Persistently low rates are taking their toll on pension funding levels throughout Europe. Now they have forced authorities in three European countries - Denmark, the Netherlands and Sweden - to act to shore up pension funding, to allow providers to meet their guarantees, or to avoid benefit cuts.
The Netherlands is rushing to introduce a new discount rate methodology that it hopes will avert the benefit cuts that underfunded schemes must enact by law at the end of this year if their solvency ratio does not improve. The hope is that applying the Solvency II-inspired ultimate forward rate (UFR) will give funds the necessary fillip.
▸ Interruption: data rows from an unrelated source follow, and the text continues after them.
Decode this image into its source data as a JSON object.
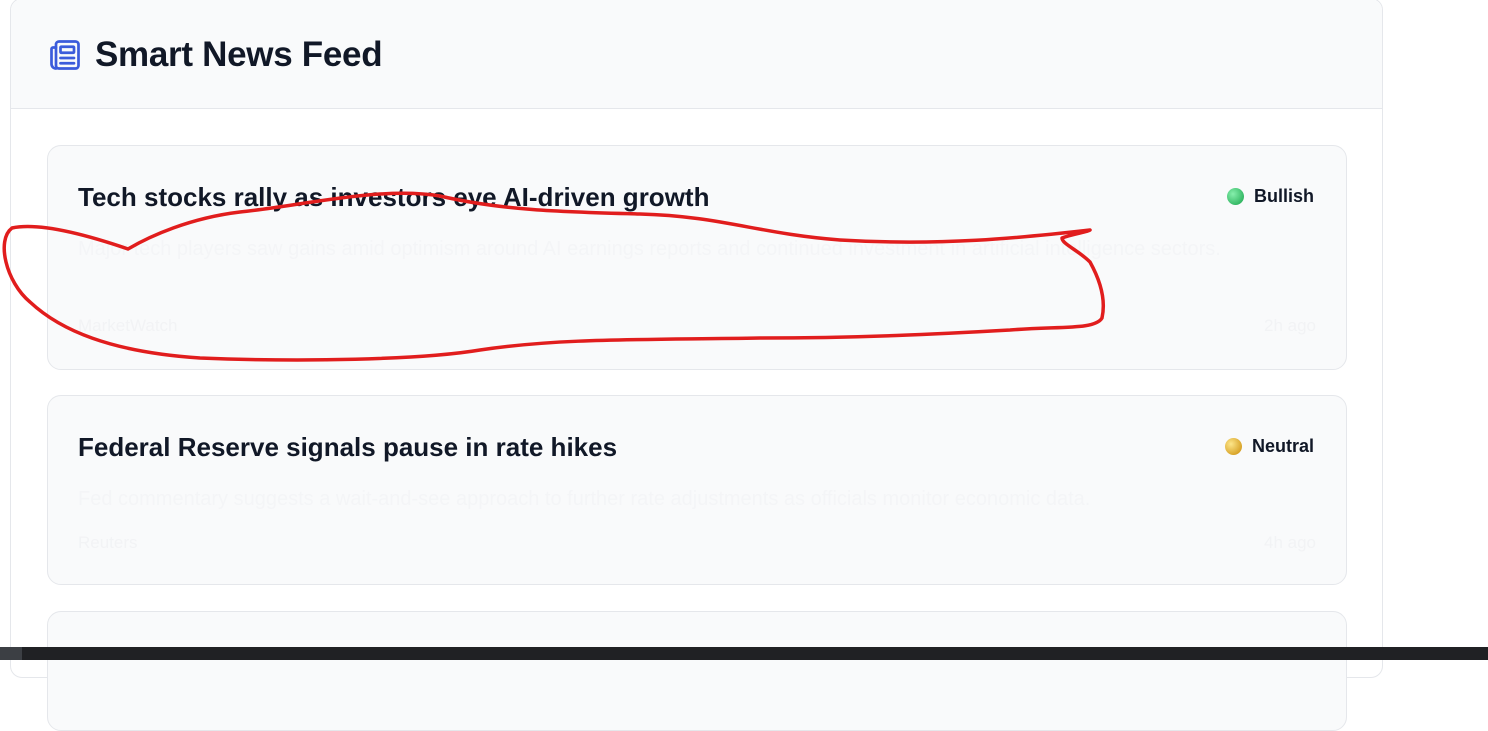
{
  "header": {
    "icon": "newspaper-icon",
    "title": "Smart News Feed"
  },
  "articles": [
    {
      "title": "Tech stocks rally as investors eye AI-driven growth",
      "sentiment": "Bullish",
      "sentiment_color": "#22c55e",
      "summary": "Major tech players saw gains amid optimism around AI earnings reports and continued investment in artificial intelligence sectors.",
      "source": "MarketWatch",
      "time": "2h ago"
    },
    {
      "title": "Federal Reserve signals pause in rate hikes",
      "sentiment": "Neutral",
      "sentiment_color": "#eab308",
      "summary": "Fed commentary suggests a wait-and-see approach to further rate adjustments as officials monitor economic data.",
      "source": "Reuters",
      "time": "4h ago"
    }
  ],
  "colors": {
    "accent": "#3b5bdb",
    "annotation": "#e11d1d"
  }
}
Denmark is also to introduce the UFR, which is based on long-term expectations of inflation and short-term rates, after the government announced it was in talks with the pension industry to help it manage the current difficulties. Danish 10-year yields dropped below 1% at the beginning of June before climbing to around 1.37% by 20 June.
And in Sweden, where 10-year rates fell to as low as 1.02% on 6 June, the financial regulator has proposed a temporary floor on the discount used by pension insurance companies. The regulator justified its move by saying that institutional investors would otherwise have short-sold equities and other risk bearing assets, thus adding to the current financial woes.
Yields subsequently pushed up to around the 1.4% mark, although at least one pension insurer, the labour market provider AMF, said its solvency ratio was already high enough.
The problem is that these short-term measures do not address the long-term structural problems that persistent low rates will cause for institutional pension provision. And the example of Japan tells us that ultra low interest rates, along with volatile, range-bound equity markets, can persist for a very long time.
In the Netherlands, the concern has already been raised that the UFR methodology will likely underestimate the long-term cost of the benefit entitlements of younger members - essentially just kicking the can further down the road.
In any case, as Lars Rohde, CEO of Denmark’s ATP, has said, funds, employers and employees must prepare for lower benefits. This is true everywhere, of course, as pension stakeholders deal with the higher cost of securing equal benefits or lower benefits if contributions are maintained.
With contributions already topping 20% of salary in the Netherlands, and UK sponsors facing aggregate funding of less than 75%, the cost of shoring up even existing promised benefits is already a high burden for financially straitened members and sponsors alike.
Authorities have heeded the short-term alarm call sounded by ultra low rates, but we must prepare to contribute more if we are to secure the benefits we expect later in life.